or manual

sudo nano /etc/default/grub

Find the line that contains

GRUB_DEFAULT=0

and set it to

GRUB_DEFAULT=x

where x is the index of grub menu item to which you would like to boot to by default. Note that the menu items are zero-indexed. That means that the first item in the list is 0 and that the second item is actually 1 an so on. the line would read:

GRUB_DEFAULT=5

If you forgot the order of the items, take a look at /boot/grub/grub.cfg. Each menu entry is specified by a line of type:

menuentry 'xxxxxxxx' [options] {

and then :

sudo grub2-mkconfig -o /boot/grub2/grub.cfg or
sudo grub2-mkconfig -o /boot/efi/EFI/fedora/grub.cfg

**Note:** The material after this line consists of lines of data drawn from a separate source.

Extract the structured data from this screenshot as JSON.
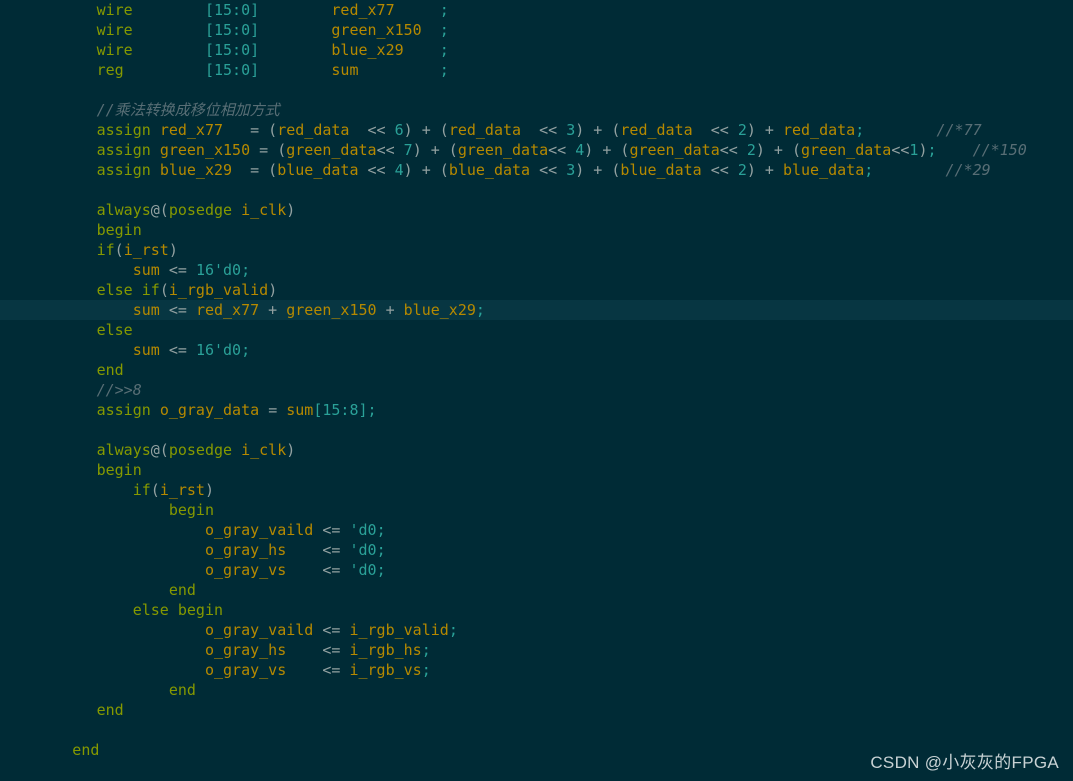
{
  "editor": {
    "background_color": "#002b36",
    "highlight_line_color": "#073642",
    "default_text_color": "#93a1a1",
    "palette": {
      "keyword": "#859900",
      "identifier": "#b58900",
      "number": "#2aa198",
      "punctuation": "#93a1a1",
      "comment": "#586e75"
    },
    "font_size_px": 15,
    "line_height_px": 20,
    "language": "Verilog"
  },
  "watermark": {
    "text": "CSDN @小灰灰的FPGA"
  },
  "code": {
    "highlighted_line_index": 15,
    "lines": [
      {
        "indent": 6,
        "highlight": false,
        "tokens": [
          {
            "t": "wire",
            "c": "kw"
          },
          {
            "t": "        ",
            "c": "plain"
          },
          {
            "t": "[15:0]",
            "c": "num"
          },
          {
            "t": "        ",
            "c": "plain"
          },
          {
            "t": "red_x77",
            "c": "id"
          },
          {
            "t": "     ",
            "c": "plain"
          },
          {
            "t": ";",
            "c": "num"
          }
        ]
      },
      {
        "indent": 6,
        "highlight": false,
        "tokens": [
          {
            "t": "wire",
            "c": "kw"
          },
          {
            "t": "        ",
            "c": "plain"
          },
          {
            "t": "[15:0]",
            "c": "num"
          },
          {
            "t": "        ",
            "c": "plain"
          },
          {
            "t": "green_x150",
            "c": "id"
          },
          {
            "t": "  ",
            "c": "plain"
          },
          {
            "t": ";",
            "c": "num"
          }
        ]
      },
      {
        "indent": 6,
        "highlight": false,
        "tokens": [
          {
            "t": "wire",
            "c": "kw"
          },
          {
            "t": "        ",
            "c": "plain"
          },
          {
            "t": "[15:0]",
            "c": "num"
          },
          {
            "t": "        ",
            "c": "plain"
          },
          {
            "t": "blue_x29",
            "c": "id"
          },
          {
            "t": "    ",
            "c": "plain"
          },
          {
            "t": ";",
            "c": "num"
          }
        ]
      },
      {
        "indent": 6,
        "highlight": false,
        "tokens": [
          {
            "t": "reg",
            "c": "kw"
          },
          {
            "t": "         ",
            "c": "plain"
          },
          {
            "t": "[15:0]",
            "c": "num"
          },
          {
            "t": "        ",
            "c": "plain"
          },
          {
            "t": "sum",
            "c": "id"
          },
          {
            "t": "         ",
            "c": "plain"
          },
          {
            "t": ";",
            "c": "num"
          }
        ]
      },
      {
        "indent": 0,
        "highlight": false,
        "tokens": []
      },
      {
        "indent": 6,
        "highlight": false,
        "tokens": [
          {
            "t": "//乘法转换成移位相加方式",
            "c": "cmt"
          }
        ]
      },
      {
        "indent": 6,
        "highlight": false,
        "tokens": [
          {
            "t": "assign",
            "c": "kw"
          },
          {
            "t": " ",
            "c": "plain"
          },
          {
            "t": "red_x77",
            "c": "id"
          },
          {
            "t": "   ",
            "c": "plain"
          },
          {
            "t": "= (",
            "c": "punct"
          },
          {
            "t": "red_data",
            "c": "id"
          },
          {
            "t": "  ",
            "c": "plain"
          },
          {
            "t": "<< ",
            "c": "punct"
          },
          {
            "t": "6",
            "c": "num"
          },
          {
            "t": ") + (",
            "c": "punct"
          },
          {
            "t": "red_data",
            "c": "id"
          },
          {
            "t": "  ",
            "c": "plain"
          },
          {
            "t": "<< ",
            "c": "punct"
          },
          {
            "t": "3",
            "c": "num"
          },
          {
            "t": ") + (",
            "c": "punct"
          },
          {
            "t": "red_data",
            "c": "id"
          },
          {
            "t": "  ",
            "c": "plain"
          },
          {
            "t": "<< ",
            "c": "punct"
          },
          {
            "t": "2",
            "c": "num"
          },
          {
            "t": ") + ",
            "c": "punct"
          },
          {
            "t": "red_data",
            "c": "id"
          },
          {
            "t": ";",
            "c": "num"
          },
          {
            "t": "        ",
            "c": "plain"
          },
          {
            "t": "//*77",
            "c": "cmt"
          }
        ]
      },
      {
        "indent": 6,
        "highlight": false,
        "tokens": [
          {
            "t": "assign",
            "c": "kw"
          },
          {
            "t": " ",
            "c": "plain"
          },
          {
            "t": "green_x150",
            "c": "id"
          },
          {
            "t": " ",
            "c": "plain"
          },
          {
            "t": "= (",
            "c": "punct"
          },
          {
            "t": "green_data",
            "c": "id"
          },
          {
            "t": "<< ",
            "c": "punct"
          },
          {
            "t": "7",
            "c": "num"
          },
          {
            "t": ") + (",
            "c": "punct"
          },
          {
            "t": "green_data",
            "c": "id"
          },
          {
            "t": "<< ",
            "c": "punct"
          },
          {
            "t": "4",
            "c": "num"
          },
          {
            "t": ") + (",
            "c": "punct"
          },
          {
            "t": "green_data",
            "c": "id"
          },
          {
            "t": "<< ",
            "c": "punct"
          },
          {
            "t": "2",
            "c": "num"
          },
          {
            "t": ") + (",
            "c": "punct"
          },
          {
            "t": "green_data",
            "c": "id"
          },
          {
            "t": "<<",
            "c": "punct"
          },
          {
            "t": "1",
            "c": "num"
          },
          {
            "t": ")",
            "c": "punct"
          },
          {
            "t": ";",
            "c": "num"
          },
          {
            "t": "    ",
            "c": "plain"
          },
          {
            "t": "//*150",
            "c": "cmt"
          }
        ]
      },
      {
        "indent": 6,
        "highlight": false,
        "tokens": [
          {
            "t": "assign",
            "c": "kw"
          },
          {
            "t": " ",
            "c": "plain"
          },
          {
            "t": "blue_x29",
            "c": "id"
          },
          {
            "t": "  ",
            "c": "plain"
          },
          {
            "t": "= (",
            "c": "punct"
          },
          {
            "t": "blue_data",
            "c": "id"
          },
          {
            "t": " ",
            "c": "plain"
          },
          {
            "t": "<< ",
            "c": "punct"
          },
          {
            "t": "4",
            "c": "num"
          },
          {
            "t": ") + (",
            "c": "punct"
          },
          {
            "t": "blue_data",
            "c": "id"
          },
          {
            "t": " ",
            "c": "plain"
          },
          {
            "t": "<< ",
            "c": "punct"
          },
          {
            "t": "3",
            "c": "num"
          },
          {
            "t": ") + (",
            "c": "punct"
          },
          {
            "t": "blue_data",
            "c": "id"
          },
          {
            "t": " ",
            "c": "plain"
          },
          {
            "t": "<< ",
            "c": "punct"
          },
          {
            "t": "2",
            "c": "num"
          },
          {
            "t": ") + ",
            "c": "punct"
          },
          {
            "t": "blue_data",
            "c": "id"
          },
          {
            "t": ";",
            "c": "num"
          },
          {
            "t": "        ",
            "c": "plain"
          },
          {
            "t": "//*29",
            "c": "cmt"
          }
        ]
      },
      {
        "indent": 0,
        "highlight": false,
        "tokens": []
      },
      {
        "indent": 6,
        "highlight": false,
        "tokens": [
          {
            "t": "always",
            "c": "kw"
          },
          {
            "t": "@(",
            "c": "punct"
          },
          {
            "t": "posedge",
            "c": "kw"
          },
          {
            "t": " ",
            "c": "plain"
          },
          {
            "t": "i_clk",
            "c": "id"
          },
          {
            "t": ")",
            "c": "punct"
          }
        ]
      },
      {
        "indent": 6,
        "highlight": false,
        "tokens": [
          {
            "t": "begin",
            "c": "kw"
          }
        ]
      },
      {
        "indent": 6,
        "highlight": false,
        "tokens": [
          {
            "t": "if",
            "c": "kw"
          },
          {
            "t": "(",
            "c": "punct"
          },
          {
            "t": "i_rst",
            "c": "id"
          },
          {
            "t": ")",
            "c": "punct"
          }
        ]
      },
      {
        "indent": 6,
        "highlight": false,
        "tokens": [
          {
            "t": "    ",
            "c": "plain"
          },
          {
            "t": "sum",
            "c": "id"
          },
          {
            "t": " ",
            "c": "plain"
          },
          {
            "t": "<= ",
            "c": "punct"
          },
          {
            "t": "16'd0",
            "c": "num"
          },
          {
            "t": ";",
            "c": "num"
          }
        ]
      },
      {
        "indent": 6,
        "highlight": false,
        "tokens": [
          {
            "t": "else",
            "c": "kw"
          },
          {
            "t": " ",
            "c": "plain"
          },
          {
            "t": "if",
            "c": "kw"
          },
          {
            "t": "(",
            "c": "punct"
          },
          {
            "t": "i_rgb_valid",
            "c": "id"
          },
          {
            "t": ")",
            "c": "punct"
          }
        ]
      },
      {
        "indent": 6,
        "highlight": true,
        "tokens": [
          {
            "t": "    ",
            "c": "plain"
          },
          {
            "t": "sum",
            "c": "id"
          },
          {
            "t": " ",
            "c": "plain"
          },
          {
            "t": "<= ",
            "c": "punct"
          },
          {
            "t": "red_x77",
            "c": "id"
          },
          {
            "t": " + ",
            "c": "punct"
          },
          {
            "t": "green_x150",
            "c": "id"
          },
          {
            "t": " + ",
            "c": "punct"
          },
          {
            "t": "blue_x29",
            "c": "id"
          },
          {
            "t": ";",
            "c": "num"
          }
        ]
      },
      {
        "indent": 6,
        "highlight": false,
        "tokens": [
          {
            "t": "else",
            "c": "kw"
          }
        ]
      },
      {
        "indent": 6,
        "highlight": false,
        "tokens": [
          {
            "t": "    ",
            "c": "plain"
          },
          {
            "t": "sum",
            "c": "id"
          },
          {
            "t": " ",
            "c": "plain"
          },
          {
            "t": "<= ",
            "c": "punct"
          },
          {
            "t": "16'd0",
            "c": "num"
          },
          {
            "t": ";",
            "c": "num"
          }
        ]
      },
      {
        "indent": 6,
        "highlight": false,
        "tokens": [
          {
            "t": "end",
            "c": "kw"
          }
        ]
      },
      {
        "indent": 6,
        "highlight": false,
        "tokens": [
          {
            "t": "//>>8",
            "c": "cmt"
          }
        ]
      },
      {
        "indent": 6,
        "highlight": false,
        "tokens": [
          {
            "t": "assign",
            "c": "kw"
          },
          {
            "t": " ",
            "c": "plain"
          },
          {
            "t": "o_gray_data",
            "c": "id"
          },
          {
            "t": " ",
            "c": "plain"
          },
          {
            "t": "= ",
            "c": "punct"
          },
          {
            "t": "sum",
            "c": "id"
          },
          {
            "t": "[15:8]",
            "c": "num"
          },
          {
            "t": ";",
            "c": "num"
          }
        ]
      },
      {
        "indent": 0,
        "highlight": false,
        "tokens": []
      },
      {
        "indent": 6,
        "highlight": false,
        "tokens": [
          {
            "t": "always",
            "c": "kw"
          },
          {
            "t": "@(",
            "c": "punct"
          },
          {
            "t": "posedge",
            "c": "kw"
          },
          {
            "t": " ",
            "c": "plain"
          },
          {
            "t": "i_clk",
            "c": "id"
          },
          {
            "t": ")",
            "c": "punct"
          }
        ]
      },
      {
        "indent": 6,
        "highlight": false,
        "tokens": [
          {
            "t": "begin",
            "c": "kw"
          }
        ]
      },
      {
        "indent": 6,
        "highlight": false,
        "tokens": [
          {
            "t": "    ",
            "c": "plain"
          },
          {
            "t": "if",
            "c": "kw"
          },
          {
            "t": "(",
            "c": "punct"
          },
          {
            "t": "i_rst",
            "c": "id"
          },
          {
            "t": ")",
            "c": "punct"
          }
        ]
      },
      {
        "indent": 6,
        "highlight": false,
        "tokens": [
          {
            "t": "        ",
            "c": "plain"
          },
          {
            "t": "begin",
            "c": "kw"
          }
        ]
      },
      {
        "indent": 6,
        "highlight": false,
        "tokens": [
          {
            "t": "            ",
            "c": "plain"
          },
          {
            "t": "o_gray_vaild",
            "c": "id"
          },
          {
            "t": " ",
            "c": "plain"
          },
          {
            "t": "<= ",
            "c": "punct"
          },
          {
            "t": "'d0",
            "c": "num"
          },
          {
            "t": ";",
            "c": "num"
          }
        ]
      },
      {
        "indent": 6,
        "highlight": false,
        "tokens": [
          {
            "t": "            ",
            "c": "plain"
          },
          {
            "t": "o_gray_hs",
            "c": "id"
          },
          {
            "t": "    ",
            "c": "plain"
          },
          {
            "t": "<= ",
            "c": "punct"
          },
          {
            "t": "'d0",
            "c": "num"
          },
          {
            "t": ";",
            "c": "num"
          }
        ]
      },
      {
        "indent": 6,
        "highlight": false,
        "tokens": [
          {
            "t": "            ",
            "c": "plain"
          },
          {
            "t": "o_gray_vs",
            "c": "id"
          },
          {
            "t": "    ",
            "c": "plain"
          },
          {
            "t": "<= ",
            "c": "punct"
          },
          {
            "t": "'d0",
            "c": "num"
          },
          {
            "t": ";",
            "c": "num"
          }
        ]
      },
      {
        "indent": 6,
        "highlight": false,
        "tokens": [
          {
            "t": "        ",
            "c": "plain"
          },
          {
            "t": "end",
            "c": "kw"
          }
        ]
      },
      {
        "indent": 6,
        "highlight": false,
        "tokens": [
          {
            "t": "    ",
            "c": "plain"
          },
          {
            "t": "else",
            "c": "kw"
          },
          {
            "t": " ",
            "c": "plain"
          },
          {
            "t": "begin",
            "c": "kw"
          }
        ]
      },
      {
        "indent": 6,
        "highlight": false,
        "tokens": [
          {
            "t": "            ",
            "c": "plain"
          },
          {
            "t": "o_gray_vaild",
            "c": "id"
          },
          {
            "t": " ",
            "c": "plain"
          },
          {
            "t": "<= ",
            "c": "punct"
          },
          {
            "t": "i_rgb_valid",
            "c": "id"
          },
          {
            "t": ";",
            "c": "num"
          }
        ]
      },
      {
        "indent": 6,
        "highlight": false,
        "tokens": [
          {
            "t": "            ",
            "c": "plain"
          },
          {
            "t": "o_gray_hs",
            "c": "id"
          },
          {
            "t": "    ",
            "c": "plain"
          },
          {
            "t": "<= ",
            "c": "punct"
          },
          {
            "t": "i_rgb_hs",
            "c": "id"
          },
          {
            "t": ";",
            "c": "num"
          }
        ]
      },
      {
        "indent": 6,
        "highlight": false,
        "tokens": [
          {
            "t": "            ",
            "c": "plain"
          },
          {
            "t": "o_gray_vs",
            "c": "id"
          },
          {
            "t": "    ",
            "c": "plain"
          },
          {
            "t": "<= ",
            "c": "punct"
          },
          {
            "t": "i_rgb_vs",
            "c": "id"
          },
          {
            "t": ";",
            "c": "num"
          }
        ]
      },
      {
        "indent": 6,
        "highlight": false,
        "tokens": [
          {
            "t": "        ",
            "c": "plain"
          },
          {
            "t": "end",
            "c": "kw"
          }
        ]
      },
      {
        "indent": 6,
        "highlight": false,
        "tokens": [
          {
            "t": "end",
            "c": "kw"
          }
        ]
      },
      {
        "indent": 0,
        "highlight": false,
        "tokens": []
      },
      {
        "indent": 3,
        "highlight": false,
        "tokens": [
          {
            "t": "end",
            "c": "kw"
          }
        ]
      }
    ]
  }
}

DOCUMENTATION : grub

Regards.,

You can use an easy-to-use the GUI application called Grub Customizer to make your life a little bit easier. As the name suggests, you can do much more than just reordering GRUB menu entries with it.

or manual

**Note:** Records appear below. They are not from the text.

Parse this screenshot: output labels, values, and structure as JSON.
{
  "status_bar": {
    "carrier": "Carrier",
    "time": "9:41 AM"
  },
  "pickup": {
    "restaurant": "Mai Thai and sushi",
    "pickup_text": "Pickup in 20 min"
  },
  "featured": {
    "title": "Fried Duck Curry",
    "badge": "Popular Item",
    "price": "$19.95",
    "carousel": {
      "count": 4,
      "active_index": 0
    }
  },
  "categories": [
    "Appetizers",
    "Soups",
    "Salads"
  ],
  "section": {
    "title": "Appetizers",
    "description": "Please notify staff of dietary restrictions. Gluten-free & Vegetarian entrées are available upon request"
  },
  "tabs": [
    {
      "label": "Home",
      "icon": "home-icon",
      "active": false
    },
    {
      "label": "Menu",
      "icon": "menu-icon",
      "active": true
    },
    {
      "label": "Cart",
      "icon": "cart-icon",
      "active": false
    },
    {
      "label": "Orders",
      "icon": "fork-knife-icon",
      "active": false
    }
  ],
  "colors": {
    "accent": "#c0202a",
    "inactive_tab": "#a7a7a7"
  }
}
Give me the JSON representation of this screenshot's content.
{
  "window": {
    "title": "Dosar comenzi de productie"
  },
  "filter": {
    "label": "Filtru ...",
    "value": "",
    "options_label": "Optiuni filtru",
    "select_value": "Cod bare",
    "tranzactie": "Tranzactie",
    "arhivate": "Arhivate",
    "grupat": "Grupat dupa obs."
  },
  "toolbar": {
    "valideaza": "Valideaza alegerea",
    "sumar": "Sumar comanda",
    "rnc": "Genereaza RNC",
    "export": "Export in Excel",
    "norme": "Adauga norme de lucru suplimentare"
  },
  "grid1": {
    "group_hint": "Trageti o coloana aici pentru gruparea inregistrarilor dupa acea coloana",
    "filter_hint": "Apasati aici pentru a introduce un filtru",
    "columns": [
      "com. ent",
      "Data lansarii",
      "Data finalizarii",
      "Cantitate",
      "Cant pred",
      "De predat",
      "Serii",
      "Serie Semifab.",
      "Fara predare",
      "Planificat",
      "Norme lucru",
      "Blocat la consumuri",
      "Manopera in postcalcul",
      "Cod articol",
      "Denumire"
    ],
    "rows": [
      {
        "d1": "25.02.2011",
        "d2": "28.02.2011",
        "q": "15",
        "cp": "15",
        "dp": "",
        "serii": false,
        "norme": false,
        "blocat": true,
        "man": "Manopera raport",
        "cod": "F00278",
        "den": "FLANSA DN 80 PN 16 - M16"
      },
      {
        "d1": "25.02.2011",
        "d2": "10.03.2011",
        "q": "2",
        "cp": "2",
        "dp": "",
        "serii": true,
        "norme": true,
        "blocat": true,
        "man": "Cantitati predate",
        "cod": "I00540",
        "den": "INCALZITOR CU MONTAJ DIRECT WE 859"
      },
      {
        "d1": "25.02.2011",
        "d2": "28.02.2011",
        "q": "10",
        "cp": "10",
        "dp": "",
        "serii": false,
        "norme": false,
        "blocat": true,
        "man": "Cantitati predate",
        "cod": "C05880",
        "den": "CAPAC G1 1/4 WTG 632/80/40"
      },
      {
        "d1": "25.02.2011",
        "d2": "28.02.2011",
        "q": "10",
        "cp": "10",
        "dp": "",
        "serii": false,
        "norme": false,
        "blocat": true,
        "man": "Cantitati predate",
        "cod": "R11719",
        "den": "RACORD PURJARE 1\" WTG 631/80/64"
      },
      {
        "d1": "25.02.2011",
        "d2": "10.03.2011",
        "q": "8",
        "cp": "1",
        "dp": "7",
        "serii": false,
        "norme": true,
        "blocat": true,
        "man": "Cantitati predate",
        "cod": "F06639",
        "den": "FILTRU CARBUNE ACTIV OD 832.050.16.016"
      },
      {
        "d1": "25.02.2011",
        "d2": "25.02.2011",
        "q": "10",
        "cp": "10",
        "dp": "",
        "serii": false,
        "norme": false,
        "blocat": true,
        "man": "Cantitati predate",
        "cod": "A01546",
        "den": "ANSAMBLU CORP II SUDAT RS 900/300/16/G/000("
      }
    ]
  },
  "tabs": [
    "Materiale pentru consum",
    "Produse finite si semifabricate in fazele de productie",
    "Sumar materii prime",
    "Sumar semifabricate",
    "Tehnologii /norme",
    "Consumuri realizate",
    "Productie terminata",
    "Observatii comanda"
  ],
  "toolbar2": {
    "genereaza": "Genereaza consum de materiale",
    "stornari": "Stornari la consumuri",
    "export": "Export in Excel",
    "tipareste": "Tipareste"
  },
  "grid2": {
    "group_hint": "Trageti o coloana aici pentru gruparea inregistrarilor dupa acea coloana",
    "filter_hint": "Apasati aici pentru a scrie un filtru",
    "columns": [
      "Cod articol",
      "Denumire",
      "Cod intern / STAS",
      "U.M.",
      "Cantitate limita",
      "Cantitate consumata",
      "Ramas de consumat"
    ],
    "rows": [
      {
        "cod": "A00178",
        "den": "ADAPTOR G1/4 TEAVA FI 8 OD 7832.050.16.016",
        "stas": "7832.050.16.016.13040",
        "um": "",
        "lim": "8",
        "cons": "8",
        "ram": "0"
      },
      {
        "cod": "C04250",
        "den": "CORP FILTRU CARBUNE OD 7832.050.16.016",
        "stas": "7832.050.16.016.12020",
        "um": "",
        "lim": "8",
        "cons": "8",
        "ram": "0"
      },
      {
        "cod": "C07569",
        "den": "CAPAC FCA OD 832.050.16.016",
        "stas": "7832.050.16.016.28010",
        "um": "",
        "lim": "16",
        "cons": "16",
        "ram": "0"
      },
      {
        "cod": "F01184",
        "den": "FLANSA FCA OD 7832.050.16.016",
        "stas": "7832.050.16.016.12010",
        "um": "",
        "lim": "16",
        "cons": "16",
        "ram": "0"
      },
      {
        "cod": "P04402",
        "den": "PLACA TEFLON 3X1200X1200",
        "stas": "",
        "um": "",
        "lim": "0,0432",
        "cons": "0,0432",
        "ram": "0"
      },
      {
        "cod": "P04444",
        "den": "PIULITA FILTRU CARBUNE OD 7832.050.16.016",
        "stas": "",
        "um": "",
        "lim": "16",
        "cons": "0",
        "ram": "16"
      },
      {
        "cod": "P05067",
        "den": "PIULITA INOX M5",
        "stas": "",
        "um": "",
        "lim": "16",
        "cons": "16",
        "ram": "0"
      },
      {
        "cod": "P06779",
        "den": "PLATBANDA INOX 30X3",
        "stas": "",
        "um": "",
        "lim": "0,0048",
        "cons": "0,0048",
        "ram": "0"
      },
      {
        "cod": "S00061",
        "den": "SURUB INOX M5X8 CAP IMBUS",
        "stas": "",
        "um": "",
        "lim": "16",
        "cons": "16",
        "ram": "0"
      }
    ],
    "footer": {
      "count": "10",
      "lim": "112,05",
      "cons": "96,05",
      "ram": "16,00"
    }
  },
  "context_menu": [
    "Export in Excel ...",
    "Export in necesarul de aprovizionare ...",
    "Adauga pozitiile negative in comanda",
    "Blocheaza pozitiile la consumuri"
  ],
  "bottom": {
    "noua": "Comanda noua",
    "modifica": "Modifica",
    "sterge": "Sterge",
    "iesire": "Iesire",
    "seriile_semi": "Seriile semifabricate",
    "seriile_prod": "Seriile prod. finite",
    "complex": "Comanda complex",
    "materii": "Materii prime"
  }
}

sudo nano /etc/default/grub

Find the line that contains

GRUB_DEFAULT=0

and set it to

GRUB_DEFAULT=x

where x is the index of grub menu item to which you would like to boot to by default. Note that the menu items are zero-indexed. That means that the first item in the list is 0 and that the second item is actually 1 an so on. the line would read:

GRUB_DEFAULT=5

If you forgot the order of the items, take a look at /boot/grub/grub.cfg. Each menu entry is specified by a line of type:

menuentry 'xxxxxxxx' [options] {

and then :

sudo grub2-mkconfig -o /boot/grub2/grub.cfg or
sudo grub2-mkconfig -o /boot/efi/EFI/fedora/grub.cfg

DOCUMENTATION : grub and here GRUB_2

Regards.,

You can use an easy-to-use the GUI application called Grub Customizer to make your life a little bit easier. As the name suggests, you can do much more than just reordering GRUB menu entries with it.

or manual

sudo nano /etc/default/grub

Find the line that contains

GRUB_DEFAULT=0

and set it to

GRUB_DEFAULT=x

where x is the index of grub menu item to which you would like to boot to by default. Note that the menu items are zero-indexed. That means that the first item in the list is 0 and that the second item is actually 1 an so on. the line would read:

GRUB_DEFAULT=5

If you forgot the order of the items, take a look at /boot/grub/grub.cfg. Each menu entry is specified by a line of type:

menuentry 'xxxxxxxx' [options] {

and then :

sudo grub2-mkconfig -o /boot/grub2/grub.cfg or
/boot/grub2/grub.cfg

or i you have efi partition :

sudo grub2-mkconfig -o /boot/efi/EFI/fedora/grub.cfg

DOCUMENTATION : grub and here GRUB_2

Regards.,

You can use an easy-to-use the GUI application called Grub Customizer to make your life a little bit easier. As the name suggests, you can do much more than just reordering GRUB menu entries with it.

or manual

sudo nano /etc/default/grub

Find the line that contains

GRUB_DEFAULT=0

and set it to

GRUB_DEFAULT=x

where x is the index of grub menu item to which you would like to boot to by default. Note that the menu items are zero-indexed. That means that the first item in the list is 0 and that the second item is actually 1 an so on. the line would read:

GRUB_DEFAULT=5

If you forgot the order of the items, take a look at /boot/grub/grub.cfg. Each menu entry is specified by a line of type:

menuentry 'xxxxxxxx' [options] {

and then :

sudo grub2-mkconfig -o /boot/grub2/grub.cfg

or i if you have efi partition :

sudo grub2-mkconfig -o /boot/efi/EFI/fedora/grub.cfg

DOCUMENTATION : grub and here GRUB_2

Regards.,